Comment| Volume 23, ISSUE 1, P79-85, January 01, 1988

Download started.


Why you should avoid statistics

  • Robert C Bolles
    Address reprint requests to Dr.R.C. Bolles, Department of Psychology, University of Washington, Seattle, WA 98195.
    Department of Psychology, University of Washington. Seattle, WA 98195. USA
    Search for articles by this author
      This paper is only available as a PDF. To read, Please Download here.


      In the scientific community, one encounters methodologists to whom the ritual of experimentation is all-important and whose thoughts are totally channelled into the routine of statistics. Though that approach is legitimate, and indeed almost the norm, there is the danger that if you ritualize statistics, you may find some of the doors of science closed to you. Accordingly, one should avoid statistics whenever possible, abolish superfluous rituals and routines, and get on with the business of science.
      To illustrate what is meant by getting on with science, a few guidelines and examples may be helpful. You will see in every case that statistics can and should be avoided, and the guidelines will show how it can be done.
      To read this article in full you will need to make a payment

      Purchase one-time access:

      Academic & Personal: 24 hour online accessCorporate R&D Professionals: 24 hour online access
      One-time access price info
      • For academic or personal research use, select 'Academic and Personal'
      • For corporate R&D use, select 'Corporate R&D Professionals'


      Subscribe to Biological Psychiatry
      Already a print subscriber? Claim online access
      Already an online subscriber? Sign in
      Institutional Access: Sign in to ScienceDirect

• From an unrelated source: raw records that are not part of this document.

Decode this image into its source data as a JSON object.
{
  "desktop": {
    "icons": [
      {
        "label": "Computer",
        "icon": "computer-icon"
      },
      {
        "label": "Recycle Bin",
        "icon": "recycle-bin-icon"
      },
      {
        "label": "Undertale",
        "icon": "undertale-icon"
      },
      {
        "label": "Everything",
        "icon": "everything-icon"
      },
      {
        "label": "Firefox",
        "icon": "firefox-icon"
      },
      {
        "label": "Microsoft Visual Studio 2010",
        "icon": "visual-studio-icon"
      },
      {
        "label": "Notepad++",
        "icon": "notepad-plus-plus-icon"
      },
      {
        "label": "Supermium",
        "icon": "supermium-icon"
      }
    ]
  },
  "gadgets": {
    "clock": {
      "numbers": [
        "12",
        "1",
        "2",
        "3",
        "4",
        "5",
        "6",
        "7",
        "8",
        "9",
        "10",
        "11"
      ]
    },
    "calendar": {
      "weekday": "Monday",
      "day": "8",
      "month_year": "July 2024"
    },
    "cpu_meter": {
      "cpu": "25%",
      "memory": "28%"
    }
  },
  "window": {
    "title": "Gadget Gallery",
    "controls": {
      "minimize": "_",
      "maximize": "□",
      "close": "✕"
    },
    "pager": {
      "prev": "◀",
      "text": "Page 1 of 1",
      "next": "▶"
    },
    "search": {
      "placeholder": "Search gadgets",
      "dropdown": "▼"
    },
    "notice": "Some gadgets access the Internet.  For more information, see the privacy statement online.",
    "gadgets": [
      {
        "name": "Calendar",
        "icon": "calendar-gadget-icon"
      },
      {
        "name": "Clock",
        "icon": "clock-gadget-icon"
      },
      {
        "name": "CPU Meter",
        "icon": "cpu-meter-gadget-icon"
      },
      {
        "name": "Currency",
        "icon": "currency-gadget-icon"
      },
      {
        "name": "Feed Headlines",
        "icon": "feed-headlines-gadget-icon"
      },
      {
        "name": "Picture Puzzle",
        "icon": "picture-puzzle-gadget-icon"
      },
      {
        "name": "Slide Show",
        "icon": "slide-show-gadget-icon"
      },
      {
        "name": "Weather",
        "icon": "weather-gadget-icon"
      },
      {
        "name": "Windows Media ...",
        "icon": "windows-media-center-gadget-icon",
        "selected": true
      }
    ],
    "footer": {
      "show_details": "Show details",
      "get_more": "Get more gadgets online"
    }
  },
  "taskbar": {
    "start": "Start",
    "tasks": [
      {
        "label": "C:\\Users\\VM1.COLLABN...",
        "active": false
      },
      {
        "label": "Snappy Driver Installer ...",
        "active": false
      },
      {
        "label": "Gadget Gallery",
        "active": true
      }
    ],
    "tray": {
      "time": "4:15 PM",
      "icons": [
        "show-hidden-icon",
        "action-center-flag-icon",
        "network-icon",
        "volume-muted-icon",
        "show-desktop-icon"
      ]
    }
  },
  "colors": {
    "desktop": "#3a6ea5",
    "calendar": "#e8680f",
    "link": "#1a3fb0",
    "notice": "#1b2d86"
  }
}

        • Bolles RC
        The effect of altering the middle of the list during serial learning.
        Am J Psychol. 1959; 72: 577
        • Bolles RC
        A psychophysical study of hunger in the rat.
        J Comp Physiol Psychol. 1962; 63: 387
        • Bolles RC
        The difference between statistical hypothesis and scientific hypotheses.
        Psychol Rep. 1962; 11: 639
        • Bolles RC
        The readiness to eat and drink.
        J Comp Physiol Psychol. 1962; 55: 230
        • Bolles RC
        • Bailey DE
        Importance of object recognition in size and constancy.
        J Exp Psychol. 1956; 51: 222
        • Bolles RC
        • Petrinovich L
        A technique for obtaining rapid drive discrimination in the rat.
        J Comp Physiol Psychol. 1954; 47: 378
        • Brunswik E
        Distal focussing of perception: Size constancy in a representative sample of situations.
        Psychol Monogr. 1944; 56
        • Petrinovich L
        • Bolles RC
        Delayed alternation: Evidence for symbolic processes in the rat.
        J Comp Physiol Psychol. 1956; 49: 363
        • Siegel PS
        • Siegel HS
        The effect of emotionality on the water intake of the rat.
        J Comp Physiol Psychol. 1949; 42: 12